Something that most good statisticians tend to appreciate is that over-simplicity is a really great thing. Statisticians appreciate this because they understand that all statistics are an oversimplification — and this means that if you care about explanation, a fluently understandable model that explains 50% of the variance is much better than a mumbo-jumbo-model that explains 55% (for explanation).
To the Point: Network Models
I think that psychometric networks are a wonderful innovation that will play a huge role in advancing psychology, particularly clinical psychology.
There are lots of others who agree with me about psychological networks — perhaps yourself– but I’m afraid that they agree with me for the wrong reasons. They might think that they are going to use EMA data to make networks that precisely predict outcomes. They might think that as soon as we are able to deal with X assumption or Y assumption, we will have a model that matches reality. Even more problematic, they might think that network models are the best way to make treatment decisions or to predict important clinical outcomes.
I believe that many of these thoughts are based in the assumption that we can have our cake and eat it too: have an explanatory model that also provides the best predictions. I’m doubtful.
Psychological networks are wonderful, but I think they are wonderful mostly for their explanatory power, not their predictive power.
Psychological networks are just not good predictive models. In the vast majority of cases, they are just far, far, too simplistic and rigid to every compete with some of the powerhouses in modern machine learning — random forests, neural nets, bagging, boosting, etc. (with a million more well on the way).
But network models are far superior to all of these predictive methods in one very important way — they can make pretty OK predictions, and we can understand why they are making these pretty OK predictions. This makes them extremely valuable. Because many of us scientists care quite a bit about prediction — but we also care quite a bit about explanation.
Far after the fanciest new predictive methods of today are considered outdated, linear regression will continue to be used by those who care about explanation. I hope that network analysis can be there alongside it.
Using Networks for Explanation
I had a very jarring recent experience when a family member asked me about one of my projects. They asked me what the main takeaways were, and I forgot. After hours of building complex models, computing centrality statistics, and so forth, I literally forgot the results I came up with. And if I’m forgetting, what is the chance that someone else will read my article, remember better than I did, and actually use that knowledge to produce some real-world good? Unfortunately for me, not good. I focused on complexity, and I focused on accuracy, but I forgot to focus on explanation.

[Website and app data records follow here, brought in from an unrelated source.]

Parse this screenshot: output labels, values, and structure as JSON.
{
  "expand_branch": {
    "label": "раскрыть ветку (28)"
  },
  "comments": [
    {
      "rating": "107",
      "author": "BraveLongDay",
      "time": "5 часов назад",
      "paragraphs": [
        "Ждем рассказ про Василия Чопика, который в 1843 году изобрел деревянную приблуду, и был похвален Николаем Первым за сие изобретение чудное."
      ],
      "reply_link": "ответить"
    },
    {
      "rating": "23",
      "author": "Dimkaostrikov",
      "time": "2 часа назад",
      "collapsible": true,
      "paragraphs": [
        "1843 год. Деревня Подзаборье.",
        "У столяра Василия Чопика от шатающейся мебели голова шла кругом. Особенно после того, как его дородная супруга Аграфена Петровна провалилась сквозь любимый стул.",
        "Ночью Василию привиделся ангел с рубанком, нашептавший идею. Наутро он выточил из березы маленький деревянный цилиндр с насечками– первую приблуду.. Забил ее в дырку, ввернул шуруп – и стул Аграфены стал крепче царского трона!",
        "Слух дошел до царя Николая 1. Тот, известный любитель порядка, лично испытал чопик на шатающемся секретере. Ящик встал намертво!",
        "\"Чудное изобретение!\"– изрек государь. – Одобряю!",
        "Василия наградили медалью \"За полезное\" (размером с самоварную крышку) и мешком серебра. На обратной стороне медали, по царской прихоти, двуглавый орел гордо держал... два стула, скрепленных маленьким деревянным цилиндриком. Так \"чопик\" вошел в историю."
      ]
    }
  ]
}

Network models are heuristics. Network models are explanatory. And explanatory heuristics are only useful when they are easily understood and applied.
Something science journalists tend to realize but actual scientists tend to forget is that humans just can’t deal well with complexity. We don’t have the time to understand everything. We don’t have the energy to understand everything. In fact, in my experience, when our models become complex enough, even we ourselves don’t take the time to really understand them.
I want to conclude with two suggestions:
- If you care mostly about predicting things, consider branching out from network models. Seriously. There are much better predictive models available. Let a computer crunch your data and classify your decision for you. And if you absolutely have to use network models, at least settle on 1 outcome you care about, compare with non-network approaches, and take some super basic steps such as cross-validation.
- If you care mostly about explaining things, reevaluate the methods you’re using to explain. How you’re writing. Complexity can be valuable, but humans have limits. If you’re going to explain, it’s worth first making sure that there is someone who cares enough to take the time to understand.